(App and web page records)
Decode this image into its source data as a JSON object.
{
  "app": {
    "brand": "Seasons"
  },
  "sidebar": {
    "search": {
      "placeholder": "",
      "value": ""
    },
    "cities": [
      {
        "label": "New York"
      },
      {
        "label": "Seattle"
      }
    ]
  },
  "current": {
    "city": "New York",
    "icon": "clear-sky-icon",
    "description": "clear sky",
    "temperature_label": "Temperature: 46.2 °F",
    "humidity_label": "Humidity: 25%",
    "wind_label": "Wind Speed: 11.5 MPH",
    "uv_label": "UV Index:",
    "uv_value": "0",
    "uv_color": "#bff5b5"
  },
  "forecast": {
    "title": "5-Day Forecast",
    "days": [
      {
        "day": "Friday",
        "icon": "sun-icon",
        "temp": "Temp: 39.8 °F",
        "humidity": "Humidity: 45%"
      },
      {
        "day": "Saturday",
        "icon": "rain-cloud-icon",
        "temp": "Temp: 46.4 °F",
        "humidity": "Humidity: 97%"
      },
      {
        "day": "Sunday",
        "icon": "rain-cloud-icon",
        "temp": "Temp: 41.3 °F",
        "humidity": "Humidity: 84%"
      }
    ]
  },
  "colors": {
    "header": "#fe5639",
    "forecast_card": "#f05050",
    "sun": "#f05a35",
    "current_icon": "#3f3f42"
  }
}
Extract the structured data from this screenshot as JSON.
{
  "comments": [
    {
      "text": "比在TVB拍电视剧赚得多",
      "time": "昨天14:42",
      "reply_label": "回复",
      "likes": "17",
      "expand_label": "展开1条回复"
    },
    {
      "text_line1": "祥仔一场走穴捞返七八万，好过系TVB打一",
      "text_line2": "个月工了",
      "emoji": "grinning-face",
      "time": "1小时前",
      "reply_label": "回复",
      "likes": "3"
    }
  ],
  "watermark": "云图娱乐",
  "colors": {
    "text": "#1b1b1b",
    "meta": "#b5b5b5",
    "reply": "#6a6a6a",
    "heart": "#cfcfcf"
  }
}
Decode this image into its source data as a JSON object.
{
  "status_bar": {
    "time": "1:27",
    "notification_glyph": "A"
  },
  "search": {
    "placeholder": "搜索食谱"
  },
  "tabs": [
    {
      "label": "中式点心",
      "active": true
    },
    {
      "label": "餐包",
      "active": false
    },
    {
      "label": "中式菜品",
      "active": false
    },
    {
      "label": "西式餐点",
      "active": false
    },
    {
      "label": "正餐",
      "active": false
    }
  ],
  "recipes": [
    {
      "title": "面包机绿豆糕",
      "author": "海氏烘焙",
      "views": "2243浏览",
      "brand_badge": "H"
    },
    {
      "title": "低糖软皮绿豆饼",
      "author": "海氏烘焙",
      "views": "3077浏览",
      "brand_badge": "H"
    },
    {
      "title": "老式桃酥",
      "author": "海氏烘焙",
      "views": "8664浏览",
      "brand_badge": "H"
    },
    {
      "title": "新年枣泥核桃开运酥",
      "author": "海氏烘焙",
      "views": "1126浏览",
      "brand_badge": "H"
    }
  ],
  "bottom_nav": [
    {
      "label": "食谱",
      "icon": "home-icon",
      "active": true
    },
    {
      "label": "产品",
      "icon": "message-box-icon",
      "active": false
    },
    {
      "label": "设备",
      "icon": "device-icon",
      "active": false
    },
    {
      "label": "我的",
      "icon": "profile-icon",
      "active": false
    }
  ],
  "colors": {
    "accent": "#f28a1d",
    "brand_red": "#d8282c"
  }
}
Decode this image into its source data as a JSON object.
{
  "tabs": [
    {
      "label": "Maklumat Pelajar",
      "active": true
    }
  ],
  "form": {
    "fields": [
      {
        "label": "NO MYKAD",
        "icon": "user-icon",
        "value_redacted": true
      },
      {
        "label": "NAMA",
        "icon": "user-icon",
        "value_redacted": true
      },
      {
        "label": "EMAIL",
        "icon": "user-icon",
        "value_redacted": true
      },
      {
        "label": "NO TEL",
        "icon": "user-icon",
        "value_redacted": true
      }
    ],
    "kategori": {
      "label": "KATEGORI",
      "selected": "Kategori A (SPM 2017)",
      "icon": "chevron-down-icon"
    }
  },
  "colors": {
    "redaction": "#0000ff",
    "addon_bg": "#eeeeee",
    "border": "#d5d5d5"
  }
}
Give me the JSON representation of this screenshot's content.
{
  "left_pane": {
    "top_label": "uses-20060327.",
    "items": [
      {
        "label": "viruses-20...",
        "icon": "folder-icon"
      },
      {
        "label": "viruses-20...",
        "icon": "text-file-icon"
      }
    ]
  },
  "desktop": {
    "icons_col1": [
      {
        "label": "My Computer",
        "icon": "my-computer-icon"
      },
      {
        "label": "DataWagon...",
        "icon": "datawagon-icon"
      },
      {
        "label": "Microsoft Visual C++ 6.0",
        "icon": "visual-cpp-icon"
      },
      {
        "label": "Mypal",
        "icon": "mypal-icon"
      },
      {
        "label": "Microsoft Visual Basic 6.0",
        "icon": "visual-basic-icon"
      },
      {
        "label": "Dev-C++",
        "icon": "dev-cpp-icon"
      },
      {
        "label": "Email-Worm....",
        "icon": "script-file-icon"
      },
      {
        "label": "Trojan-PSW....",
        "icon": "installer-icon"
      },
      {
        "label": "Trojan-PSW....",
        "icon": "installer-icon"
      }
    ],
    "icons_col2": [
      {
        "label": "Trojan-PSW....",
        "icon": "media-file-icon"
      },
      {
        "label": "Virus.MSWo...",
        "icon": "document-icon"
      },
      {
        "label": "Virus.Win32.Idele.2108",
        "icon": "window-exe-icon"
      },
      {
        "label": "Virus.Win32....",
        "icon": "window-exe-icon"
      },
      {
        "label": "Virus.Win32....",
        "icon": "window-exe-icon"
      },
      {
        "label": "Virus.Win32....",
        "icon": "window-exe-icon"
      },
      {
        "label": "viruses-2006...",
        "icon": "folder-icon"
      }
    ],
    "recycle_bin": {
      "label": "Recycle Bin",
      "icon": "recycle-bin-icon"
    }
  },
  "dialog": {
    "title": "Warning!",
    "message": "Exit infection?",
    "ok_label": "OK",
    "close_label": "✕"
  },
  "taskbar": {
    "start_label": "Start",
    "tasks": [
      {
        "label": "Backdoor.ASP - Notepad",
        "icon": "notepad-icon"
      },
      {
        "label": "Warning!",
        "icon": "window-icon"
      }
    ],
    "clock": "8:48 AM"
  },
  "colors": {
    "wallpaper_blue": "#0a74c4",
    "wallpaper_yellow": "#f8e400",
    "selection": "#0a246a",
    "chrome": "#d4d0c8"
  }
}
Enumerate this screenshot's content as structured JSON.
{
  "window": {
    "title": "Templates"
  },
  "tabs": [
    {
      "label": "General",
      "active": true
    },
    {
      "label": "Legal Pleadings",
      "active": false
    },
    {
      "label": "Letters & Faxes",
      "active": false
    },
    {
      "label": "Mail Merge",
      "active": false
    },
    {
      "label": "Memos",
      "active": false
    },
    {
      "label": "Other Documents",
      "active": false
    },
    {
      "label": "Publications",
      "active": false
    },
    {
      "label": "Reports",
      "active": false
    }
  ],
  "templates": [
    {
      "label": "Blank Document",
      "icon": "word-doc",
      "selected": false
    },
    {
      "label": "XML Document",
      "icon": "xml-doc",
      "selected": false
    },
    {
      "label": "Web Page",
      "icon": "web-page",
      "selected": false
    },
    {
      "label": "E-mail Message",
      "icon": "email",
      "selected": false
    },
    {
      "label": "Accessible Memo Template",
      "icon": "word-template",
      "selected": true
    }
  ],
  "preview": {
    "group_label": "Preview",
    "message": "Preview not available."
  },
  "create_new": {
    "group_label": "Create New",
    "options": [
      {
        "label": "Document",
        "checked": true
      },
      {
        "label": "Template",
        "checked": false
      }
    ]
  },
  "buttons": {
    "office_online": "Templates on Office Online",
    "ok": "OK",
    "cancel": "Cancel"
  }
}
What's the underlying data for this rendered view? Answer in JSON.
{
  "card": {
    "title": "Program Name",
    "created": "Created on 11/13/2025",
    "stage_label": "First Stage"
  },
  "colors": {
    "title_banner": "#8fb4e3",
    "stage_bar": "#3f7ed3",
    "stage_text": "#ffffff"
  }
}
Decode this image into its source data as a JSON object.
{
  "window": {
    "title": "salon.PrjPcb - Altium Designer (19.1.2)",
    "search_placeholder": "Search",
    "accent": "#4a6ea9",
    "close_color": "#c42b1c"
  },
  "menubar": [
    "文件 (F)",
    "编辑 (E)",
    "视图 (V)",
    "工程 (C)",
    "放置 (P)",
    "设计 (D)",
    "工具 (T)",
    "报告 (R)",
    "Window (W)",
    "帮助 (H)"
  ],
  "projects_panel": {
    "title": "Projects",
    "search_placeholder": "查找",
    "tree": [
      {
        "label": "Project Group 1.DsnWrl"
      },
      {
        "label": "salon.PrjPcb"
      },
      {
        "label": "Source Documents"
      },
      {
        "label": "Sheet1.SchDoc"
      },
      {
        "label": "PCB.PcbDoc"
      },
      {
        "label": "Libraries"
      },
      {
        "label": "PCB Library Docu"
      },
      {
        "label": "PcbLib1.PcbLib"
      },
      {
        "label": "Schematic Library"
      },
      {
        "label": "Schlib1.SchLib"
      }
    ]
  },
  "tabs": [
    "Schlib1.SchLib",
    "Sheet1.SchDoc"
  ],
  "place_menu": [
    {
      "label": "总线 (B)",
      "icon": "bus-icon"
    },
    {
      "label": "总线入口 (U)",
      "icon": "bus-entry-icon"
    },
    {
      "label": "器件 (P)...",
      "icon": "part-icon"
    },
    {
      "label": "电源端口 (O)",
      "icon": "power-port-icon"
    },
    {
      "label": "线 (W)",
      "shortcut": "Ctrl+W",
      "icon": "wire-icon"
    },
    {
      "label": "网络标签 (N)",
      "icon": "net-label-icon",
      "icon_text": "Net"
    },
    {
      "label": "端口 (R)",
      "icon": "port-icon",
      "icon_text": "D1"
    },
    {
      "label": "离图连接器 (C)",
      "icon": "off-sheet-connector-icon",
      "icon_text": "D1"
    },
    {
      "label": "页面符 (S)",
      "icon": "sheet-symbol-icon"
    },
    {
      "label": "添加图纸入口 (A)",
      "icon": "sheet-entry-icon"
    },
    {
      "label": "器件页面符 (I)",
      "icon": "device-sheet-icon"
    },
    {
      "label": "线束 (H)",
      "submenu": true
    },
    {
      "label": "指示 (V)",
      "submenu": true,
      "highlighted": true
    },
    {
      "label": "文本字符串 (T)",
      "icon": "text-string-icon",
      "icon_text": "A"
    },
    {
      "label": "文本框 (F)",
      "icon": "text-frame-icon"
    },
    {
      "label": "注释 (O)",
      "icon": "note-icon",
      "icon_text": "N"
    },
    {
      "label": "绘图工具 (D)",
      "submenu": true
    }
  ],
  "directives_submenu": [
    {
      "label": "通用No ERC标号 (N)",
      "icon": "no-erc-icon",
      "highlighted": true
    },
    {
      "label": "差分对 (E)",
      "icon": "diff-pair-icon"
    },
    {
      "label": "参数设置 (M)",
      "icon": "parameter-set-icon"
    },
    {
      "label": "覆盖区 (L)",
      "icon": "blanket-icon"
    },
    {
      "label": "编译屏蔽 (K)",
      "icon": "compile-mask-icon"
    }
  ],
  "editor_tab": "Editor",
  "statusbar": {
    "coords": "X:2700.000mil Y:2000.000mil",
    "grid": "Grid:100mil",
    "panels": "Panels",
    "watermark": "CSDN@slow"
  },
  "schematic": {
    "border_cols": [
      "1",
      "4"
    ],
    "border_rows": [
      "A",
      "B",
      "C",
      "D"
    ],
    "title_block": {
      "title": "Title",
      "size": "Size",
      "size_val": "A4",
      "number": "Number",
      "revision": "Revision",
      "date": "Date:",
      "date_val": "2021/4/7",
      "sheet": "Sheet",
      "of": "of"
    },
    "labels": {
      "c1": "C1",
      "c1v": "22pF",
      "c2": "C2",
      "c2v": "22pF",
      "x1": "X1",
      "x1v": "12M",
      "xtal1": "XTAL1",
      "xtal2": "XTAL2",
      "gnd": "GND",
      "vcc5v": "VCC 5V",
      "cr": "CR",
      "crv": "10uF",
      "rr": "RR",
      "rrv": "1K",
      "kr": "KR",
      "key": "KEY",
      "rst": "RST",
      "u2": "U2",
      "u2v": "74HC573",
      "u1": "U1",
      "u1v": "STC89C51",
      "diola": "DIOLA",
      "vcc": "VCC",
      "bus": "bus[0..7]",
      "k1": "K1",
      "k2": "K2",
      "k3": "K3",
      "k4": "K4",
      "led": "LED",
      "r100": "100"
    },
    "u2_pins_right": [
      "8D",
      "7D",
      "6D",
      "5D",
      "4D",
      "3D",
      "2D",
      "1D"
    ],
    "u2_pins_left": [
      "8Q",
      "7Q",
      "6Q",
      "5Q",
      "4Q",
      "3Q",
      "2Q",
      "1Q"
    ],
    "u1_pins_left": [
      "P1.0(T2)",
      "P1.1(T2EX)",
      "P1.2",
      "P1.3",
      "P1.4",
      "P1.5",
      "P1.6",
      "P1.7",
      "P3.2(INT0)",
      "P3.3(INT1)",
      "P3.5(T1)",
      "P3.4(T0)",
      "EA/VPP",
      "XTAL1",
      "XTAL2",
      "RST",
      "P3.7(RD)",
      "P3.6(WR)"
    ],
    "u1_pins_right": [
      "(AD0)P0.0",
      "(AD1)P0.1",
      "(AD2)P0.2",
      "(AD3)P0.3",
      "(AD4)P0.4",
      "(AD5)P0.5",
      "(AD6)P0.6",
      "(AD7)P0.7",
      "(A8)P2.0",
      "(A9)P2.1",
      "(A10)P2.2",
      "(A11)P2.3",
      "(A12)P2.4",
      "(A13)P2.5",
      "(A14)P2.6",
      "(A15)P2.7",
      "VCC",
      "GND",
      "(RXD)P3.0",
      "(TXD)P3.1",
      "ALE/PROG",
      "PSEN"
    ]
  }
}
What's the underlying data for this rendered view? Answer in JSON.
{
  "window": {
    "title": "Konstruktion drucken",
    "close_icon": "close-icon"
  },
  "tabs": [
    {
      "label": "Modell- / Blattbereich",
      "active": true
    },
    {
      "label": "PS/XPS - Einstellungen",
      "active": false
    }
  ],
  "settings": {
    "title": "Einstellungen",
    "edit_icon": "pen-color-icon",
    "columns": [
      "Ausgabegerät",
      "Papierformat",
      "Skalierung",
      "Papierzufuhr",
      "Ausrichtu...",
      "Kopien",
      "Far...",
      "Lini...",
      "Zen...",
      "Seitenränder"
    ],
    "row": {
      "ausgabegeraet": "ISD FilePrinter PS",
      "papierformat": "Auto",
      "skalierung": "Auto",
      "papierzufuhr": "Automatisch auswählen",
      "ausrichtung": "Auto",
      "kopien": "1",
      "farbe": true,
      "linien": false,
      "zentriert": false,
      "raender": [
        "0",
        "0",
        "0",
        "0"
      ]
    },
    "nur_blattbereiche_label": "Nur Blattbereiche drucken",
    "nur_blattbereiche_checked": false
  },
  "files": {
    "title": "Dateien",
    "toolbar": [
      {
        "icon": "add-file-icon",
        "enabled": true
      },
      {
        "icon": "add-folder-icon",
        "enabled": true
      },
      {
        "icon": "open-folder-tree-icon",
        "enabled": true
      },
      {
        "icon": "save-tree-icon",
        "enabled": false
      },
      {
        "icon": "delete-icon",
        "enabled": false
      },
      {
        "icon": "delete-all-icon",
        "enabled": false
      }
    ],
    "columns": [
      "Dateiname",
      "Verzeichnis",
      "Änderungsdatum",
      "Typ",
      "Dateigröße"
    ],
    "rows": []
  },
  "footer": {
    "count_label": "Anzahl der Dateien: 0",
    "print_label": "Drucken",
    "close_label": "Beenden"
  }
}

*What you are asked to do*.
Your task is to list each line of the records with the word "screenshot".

*Solution to the problem*.
Extract the structured data from this screenshot as JSON.
Give me the JSON representation of this screenshot's content.
Enumerate this screenshot's content as structured JSON.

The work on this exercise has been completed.